The surgery went well, from what I can tell. I didn’t get to actually speak to my surgeon after I woke up, but I assume if something had gone terribly wrong, I would have been informed. I don’t remember too much, because the anesthetic tends to do strange things to your memory, which is probably for the best. I do recall crying like a baby when a nurse started my IV through my wrist. I’m not sure why she chose my wrist, but she poked me several times and the pain was way more severe than I expected. I was in the middle of talking to a surgical fellow, when I realized I was in pain. So I did what any normal adult woman would do, and I pulled the blanket over my head and sobbed. Lately I have realized that my hospital crying sessions are about a 50/50 mix of emotional and physical pain. The instant my brain receives the signal that I am again in pain, however small or fleeting it may be, I am overcome with the realization of how much my body has been attacked and how much I have gone through since finding that lump, and the sheer absurdity of the entire thing. The tears come more from exhaustion than from anything else. I am tired of the pain, I am tired of feeling like some sort of botched science experiment. The tears are just inevitable at this point, and I let them flow freely, as they wish.
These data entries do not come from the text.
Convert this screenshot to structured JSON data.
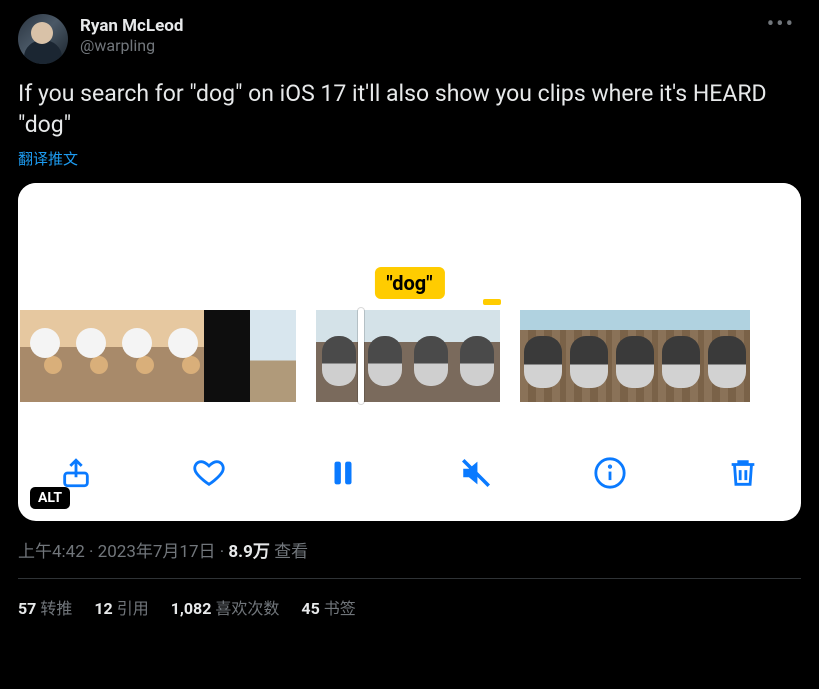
{
  "author": {
    "display_name": "Ryan McLeod",
    "handle": "@warpling"
  },
  "tweet_text": "If you search for \"dog\" on iOS 17 it'll also show you clips where it's HEARD \"dog\"",
  "translate_label": "翻译推文",
  "media": {
    "highlight_tag": "\"dog\"",
    "alt_badge": "ALT"
  },
  "meta": {
    "time": "上午4:42",
    "date": "2023年7月17日",
    "separator": " · ",
    "views_number": "8.9万",
    "views_label": " 查看"
  },
  "stats": {
    "retweets_num": "57",
    "retweets_label": "转推",
    "quotes_num": "12",
    "quotes_label": "引用",
    "likes_num": "1,082",
    "likes_label": "喜欢次数",
    "bookmarks_num": "45",
    "bookmarks_label": "书签"
  }
}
I also remember the mask being lowered onto my face, which I do not enjoy, as I am highly claustrophobic. Upon realizing this, the kind anesthesiologist did his drug magic and gave me something to knock me out before the real knock out. I made a comment about how ugly the ceiling was and how there should be something more pleasant to stare at while you wait to lose consciousness, and then that’s the last I remember. Lights out.

I was not in the hospital very long this time around. I wanted to go home that evening, and I believe I said to the nurse, “Get me the eff out of this place.” So she got the approval for me to be discharged and I didn’t have to sleep in the hospital and hear the chemo machines beep all night. A sound which now triggers a queasy feeling inside whenever I hear it.

I’ve been doing well at home. As people had told me, the recovery for this surgery is definitely much easier than the first, which I’m very happy about. I was only on the heavy drugs for a couple days, and now the pain is tolerable with no drugs, as long as I don’t move around too much. I have my stupid surgical drains, which I hope to get removed by my home care nurse in the next couple days. If you have no idea what drains are, consider yourself lucky. Don’t google it. It’s about as gross as it sounds.

The weather finally seems to be getting a bit nicer outside. I went for a walk today. And by a walk, I mean a few steps out my door and then back. But I got to feel the sun for a bit, which was nice. It’s days like these that it’s best for me to stay away from social media, where everyone is making grand proclamations about their love of springtime and all the fun things they’re doing today. It’s hard to relate to everyone else when you have tubes hanging out of your body. Right now, I am most looking forward to getting clearance to take a bath. You don’t realize how wonderful something like taking a simple shower or bath is, until that privilege is taken away from you. The little things.

I don’t have a current photo to post because I am not feeling particularly photo-friendly at the moment. But posts that are all text are a bit boring, so I’ll leave you with this old photo of me. At some department store, in Paris, laughing over something that probably wasn’t all that funny. I hope to be doing this again sometime in the future.